Set down all of the entries below exactly, and omit the pictures.

◆ Page and application data records:
============================================================

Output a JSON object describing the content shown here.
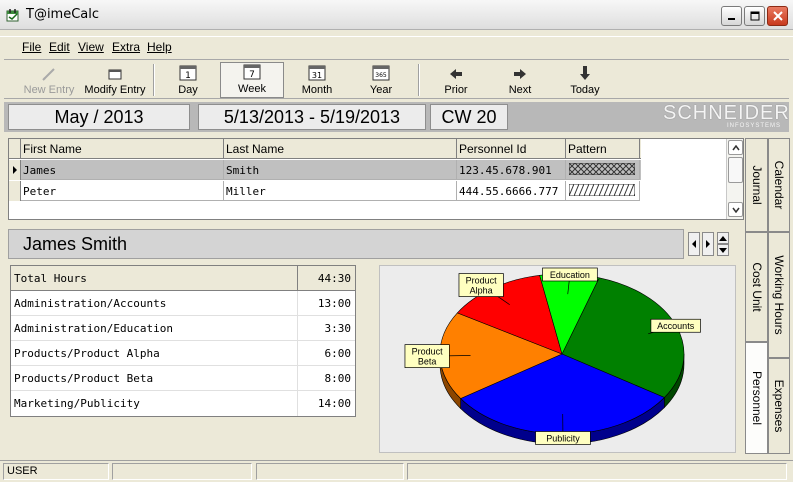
{
  "window": {
    "title": "T@imeCalc"
  },
  "menu": {
    "file": "File",
    "edit": "Edit",
    "view": "View",
    "extra": "Extra",
    "help": "Help"
  },
  "toolbar": {
    "new_entry": "New Entry",
    "modify_entry": "Modify Entry",
    "day": "Day",
    "week": "Week",
    "month": "Month",
    "year": "Year",
    "prior": "Prior",
    "next": "Next",
    "today": "Today",
    "day_icon_text": "1",
    "week_icon_text": "7",
    "month_icon_text": "31",
    "year_icon_text": "365"
  },
  "datebar": {
    "month": "May / 2013",
    "range": "5/13/2013 - 5/19/2013",
    "week": "CW 20"
  },
  "logo": {
    "name": "SCHNEIDER",
    "sub": "INFOSYSTEMS"
  },
  "grid": {
    "columns": [
      "First Name",
      "Last Name",
      "Personnel Id",
      "Pattern"
    ],
    "rows": [
      {
        "first": "James",
        "last": "Smith",
        "id": "123.45.678.901"
      },
      {
        "first": "Peter",
        "last": "Miller",
        "id": "444.55.6666.777"
      }
    ]
  },
  "selected_person": {
    "name": "James Smith"
  },
  "hours": {
    "total_label": "Total Hours",
    "total_value": "44:30",
    "rows": [
      {
        "name": "Administration/Accounts",
        "value": "13:00"
      },
      {
        "name": "Administration/Education",
        "value": "3:30"
      },
      {
        "name": "Products/Product Alpha",
        "value": "6:00"
      },
      {
        "name": "Products/Product Beta",
        "value": "8:00"
      },
      {
        "name": "Marketing/Publicity",
        "value": "14:00"
      }
    ]
  },
  "chart_data": {
    "type": "pie",
    "slices": [
      {
        "label": "Accounts",
        "value": 13,
        "color": "#008000"
      },
      {
        "label": "Publicity",
        "value": 14,
        "color": "#0000ff"
      },
      {
        "label": "Product Beta",
        "value": 8,
        "color": "#ff8000"
      },
      {
        "label": "Product Alpha",
        "value": 6,
        "color": "#ff0000"
      },
      {
        "label": "Education",
        "value": 3.5,
        "color": "#00ff00"
      }
    ]
  },
  "tabs": {
    "calendar": "Calendar",
    "journal": "Journal",
    "working_hours": "Working Hours",
    "cost_unit": "Cost Unit",
    "expenses": "Expenses",
    "personnel": "Personnel"
  },
  "status": {
    "user": "USER"
  }
}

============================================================

◆ Your solution:
Output a JSON object describing the content shown here.
{
  "window": {
    "title": "T@imeCalc"
  },
  "menu": {
    "file": "File",
    "edit": "Edit",
    "view": "View",
    "extra": "Extra",
    "help": "Help"
  },
  "toolbar": {
    "new_entry": "New Entry",
    "modify_entry": "Modify Entry",
    "day": "Day",
    "week": "Week",
    "month": "Month",
    "year": "Year",
    "prior": "Prior",
    "next": "Next",
    "today": "Today",
    "day_icon_text": "1",
    "week_icon_text": "7",
    "month_icon_text": "31",
    "year_icon_text": "365"
  },
  "datebar": {
    "month": "May / 2013",
    "range": "5/13/2013 - 5/19/2013",
    "week": "CW 20"
  },
  "logo": {
    "name": "SCHNEIDER",
    "sub": "INFOSYSTEMS"
  },
  "grid": {
    "columns": [
      "First Name",
      "Last Name",
      "Personnel Id",
      "Pattern"
    ],
    "rows": [
      {
        "first": "James",
        "last": "Smith",
        "id": "123.45.678.901"
      },
      {
        "first": "Peter",
        "last": "Miller",
        "id": "444.55.6666.777"
      }
    ]
  },
  "selected_person": {
    "name": "James Smith"
  },
  "hours": {
    "total_label": "Total Hours",
    "total_value": "44:30",
    "rows": [
      {
        "name": "Administration/Accounts",
        "value": "13:00"
      },
      {
        "name": "Administration/Education",
        "value": "3:30"
      },
      {
        "name": "Products/Product Alpha",
        "value": "6:00"
      },
      {
        "name": "Products/Product Beta",
        "value": "8:00"
      },
      {
        "name": "Marketing/Publicity",
        "value": "14:00"
      }
    ]
  },
  "chart_data": {
    "type": "pie",
    "slices": [
      {
        "label": "Accounts",
        "value": 13,
        "color": "#008000"
      },
      {
        "label": "Publicity",
        "value": 14,
        "color": "#0000ff"
      },
      {
        "label": "Product Beta",
        "value": 8,
        "color": "#ff8000"
      },
      {
        "label": "Product Alpha",
        "value": 6,
        "color": "#ff0000"
      },
      {
        "label": "Education",
        "value": 3.5,
        "color": "#00ff00"
      }
    ]
  },
  "tabs": {
    "calendar": "Calendar",
    "journal": "Journal",
    "working_hours": "Working Hours",
    "cost_unit": "Cost Unit",
    "expenses": "Expenses",
    "personnel": "Personnel"
  },
  "status": {
    "user": "USER"
  }
}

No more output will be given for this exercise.